Provided entries ▸
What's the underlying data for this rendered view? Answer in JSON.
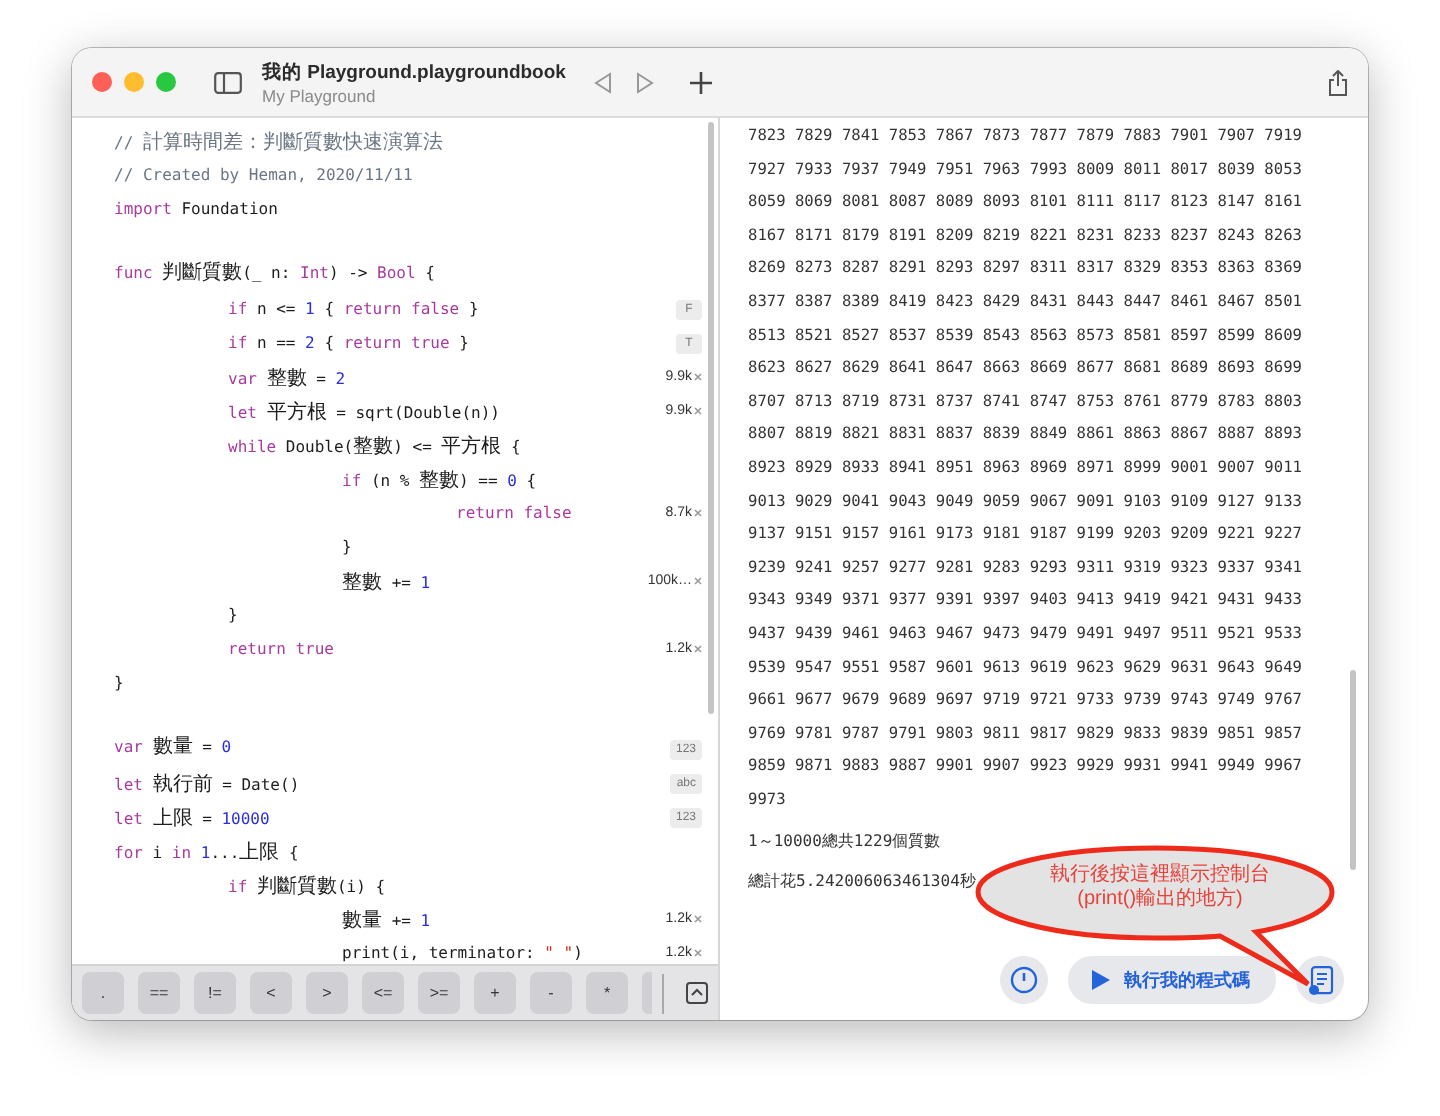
{
  "window": {
    "title": "我的 Playground.playgroundbook",
    "subtitle": "My Playground"
  },
  "code": [
    {
      "tokens": [
        {
          "kind": "comment",
          "text": "// 計算時間差：判斷質數快速演算法"
        }
      ]
    },
    {
      "tokens": [
        {
          "kind": "comment",
          "text": "// Created by Heman, 2020/11/11"
        }
      ]
    },
    {
      "tokens": [
        {
          "kind": "keyword",
          "text": "import"
        },
        {
          "kind": "plain",
          "text": " Foundation"
        }
      ]
    },
    {
      "spaced": true,
      "tokens": [
        {
          "kind": "keyword",
          "text": "func"
        },
        {
          "kind": "plain",
          "text": " 判斷質數(_ n: "
        },
        {
          "kind": "keyword",
          "text": "Int"
        },
        {
          "kind": "plain",
          "text": ") -> "
        },
        {
          "kind": "keyword",
          "text": "Bool"
        },
        {
          "kind": "plain",
          "text": " {"
        }
      ],
      "children": [
        {
          "tokens": [
            {
              "kind": "keyword",
              "text": "if"
            },
            {
              "kind": "plain",
              "text": " n <= "
            },
            {
              "kind": "number",
              "text": "1"
            },
            {
              "kind": "plain",
              "text": " { "
            },
            {
              "kind": "keyword",
              "text": "return false"
            },
            {
              "kind": "plain",
              "text": " }"
            }
          ],
          "result": {
            "kind": "badge",
            "text": "F"
          }
        },
        {
          "tokens": [
            {
              "kind": "keyword",
              "text": "if"
            },
            {
              "kind": "plain",
              "text": " n == "
            },
            {
              "kind": "number",
              "text": "2"
            },
            {
              "kind": "plain",
              "text": " { "
            },
            {
              "kind": "keyword",
              "text": "return true"
            },
            {
              "kind": "plain",
              "text": " }"
            }
          ],
          "result": {
            "kind": "badge",
            "text": "T"
          }
        },
        {
          "tokens": [
            {
              "kind": "keyword",
              "text": "var"
            },
            {
              "kind": "plain",
              "text": " 整數 = "
            },
            {
              "kind": "number",
              "text": "2"
            }
          ],
          "result": {
            "kind": "count",
            "text": "9.9k"
          }
        },
        {
          "tokens": [
            {
              "kind": "keyword",
              "text": "let"
            },
            {
              "kind": "plain",
              "text": " 平方根 = sqrt(Double(n))"
            }
          ],
          "result": {
            "kind": "count",
            "text": "9.9k"
          }
        },
        {
          "tokens": [
            {
              "kind": "keyword",
              "text": "while"
            },
            {
              "kind": "plain",
              "text": " Double(整數) <= 平方根 {"
            }
          ],
          "children": [
            {
              "tokens": [
                {
                  "kind": "keyword",
                  "text": "if"
                },
                {
                  "kind": "plain",
                  "text": " (n % 整數) == "
                },
                {
                  "kind": "number",
                  "text": "0"
                },
                {
                  "kind": "plain",
                  "text": " {"
                }
              ],
              "children": [
                {
                  "tokens": [
                    {
                      "kind": "keyword",
                      "text": "return false"
                    }
                  ],
                  "result": {
                    "kind": "count",
                    "text": "8.7k"
                  }
                }
              ]
            },
            {
              "tokens": [
                {
                  "kind": "plain",
                  "text": "}"
                }
              ]
            },
            {
              "tokens": [
                {
                  "kind": "plain",
                  "text": "整數 += "
                },
                {
                  "kind": "number",
                  "text": "1"
                }
              ],
              "result": {
                "kind": "count",
                "text": "100k…"
              }
            }
          ]
        },
        {
          "tokens": [
            {
              "kind": "plain",
              "text": "}"
            }
          ]
        },
        {
          "tokens": [
            {
              "kind": "keyword",
              "text": "return true"
            }
          ],
          "result": {
            "kind": "count",
            "text": "1.2k"
          }
        }
      ]
    },
    {
      "tokens": [
        {
          "kind": "plain",
          "text": "}"
        }
      ]
    },
    {
      "spaced": true,
      "tokens": [
        {
          "kind": "keyword",
          "text": "var"
        },
        {
          "kind": "plain",
          "text": " 數量 = "
        },
        {
          "kind": "number",
          "text": "0"
        }
      ],
      "result": {
        "kind": "badge",
        "text": "123"
      }
    },
    {
      "tokens": [
        {
          "kind": "keyword",
          "text": "let"
        },
        {
          "kind": "plain",
          "text": " 執行前 = Date()"
        }
      ],
      "result": {
        "kind": "badge",
        "text": "abc"
      }
    },
    {
      "tokens": [
        {
          "kind": "keyword",
          "text": "let"
        },
        {
          "kind": "plain",
          "text": " 上限 = "
        },
        {
          "kind": "number",
          "text": "10000"
        }
      ],
      "result": {
        "kind": "badge",
        "text": "123"
      }
    },
    {
      "tokens": [
        {
          "kind": "keyword",
          "text": "for"
        },
        {
          "kind": "plain",
          "text": " i "
        },
        {
          "kind": "keyword",
          "text": "in"
        },
        {
          "kind": "number",
          "text": " 1"
        },
        {
          "kind": "plain",
          "text": "...上限 {"
        }
      ],
      "children": [
        {
          "tokens": [
            {
              "kind": "keyword",
              "text": "if"
            },
            {
              "kind": "plain",
              "text": " 判斷質數(i) {"
            }
          ],
          "children": [
            {
              "tokens": [
                {
                  "kind": "plain",
                  "text": "數量 += "
                },
                {
                  "kind": "number",
                  "text": "1"
                }
              ],
              "result": {
                "kind": "count",
                "text": "1.2k"
              }
            },
            {
              "tokens": [
                {
                  "kind": "plain",
                  "text": "print(i, terminator: "
                },
                {
                  "kind": "string",
                  "text": "\" \""
                },
                {
                  "kind": "plain",
                  "text": ")"
                }
              ],
              "result": {
                "kind": "count",
                "text": "1.2k"
              }
            }
          ]
        }
      ]
    }
  ],
  "keyboard_keys": [
    ".",
    "==",
    "!=",
    "<",
    ">",
    "<=",
    ">=",
    "+",
    "-",
    "*"
  ],
  "console": {
    "lines": [
      "7823 7829 7841 7853 7867 7873 7877 7879 7883 7901 7907 7919",
      "7927 7933 7937 7949 7951 7963 7993 8009 8011 8017 8039 8053",
      "8059 8069 8081 8087 8089 8093 8101 8111 8117 8123 8147 8161",
      "8167 8171 8179 8191 8209 8219 8221 8231 8233 8237 8243 8263",
      "8269 8273 8287 8291 8293 8297 8311 8317 8329 8353 8363 8369",
      "8377 8387 8389 8419 8423 8429 8431 8443 8447 8461 8467 8501",
      "8513 8521 8527 8537 8539 8543 8563 8573 8581 8597 8599 8609",
      "8623 8627 8629 8641 8647 8663 8669 8677 8681 8689 8693 8699",
      "8707 8713 8719 8731 8737 8741 8747 8753 8761 8779 8783 8803",
      "8807 8819 8821 8831 8837 8839 8849 8861 8863 8867 8887 8893",
      "8923 8929 8933 8941 8951 8963 8969 8971 8999 9001 9007 9011",
      "9013 9029 9041 9043 9049 9059 9067 9091 9103 9109 9127 9133",
      "9137 9151 9157 9161 9173 9181 9187 9199 9203 9209 9221 9227",
      "9239 9241 9257 9277 9281 9283 9293 9311 9319 9323 9337 9341",
      "9343 9349 9371 9377 9391 9397 9403 9413 9419 9421 9431 9433",
      "9437 9439 9461 9463 9467 9473 9479 9491 9497 9511 9521 9533",
      "9539 9547 9551 9587 9601 9613 9619 9623 9629 9631 9643 9649",
      "9661 9677 9679 9689 9697 9719 9721 9733 9739 9743 9749 9767",
      "9769 9781 9787 9791 9803 9811 9817 9829 9833 9839 9851 9857",
      "9859 9871 9883 9887 9901 9907 9923 9929 9931 9941 9949 9967",
      "9973"
    ],
    "summary": [
      "1～10000總共1229個質數",
      "總計花5.242006063461304秒"
    ]
  },
  "callout": {
    "lines": [
      "執行後按這裡顯示控制台",
      "(print()輸出的地方)"
    ]
  },
  "run_button": {
    "label": "執行我的程式碼"
  }
}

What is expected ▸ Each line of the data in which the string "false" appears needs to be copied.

Answer ▸
              "text": "return false"
                      "text": "return false"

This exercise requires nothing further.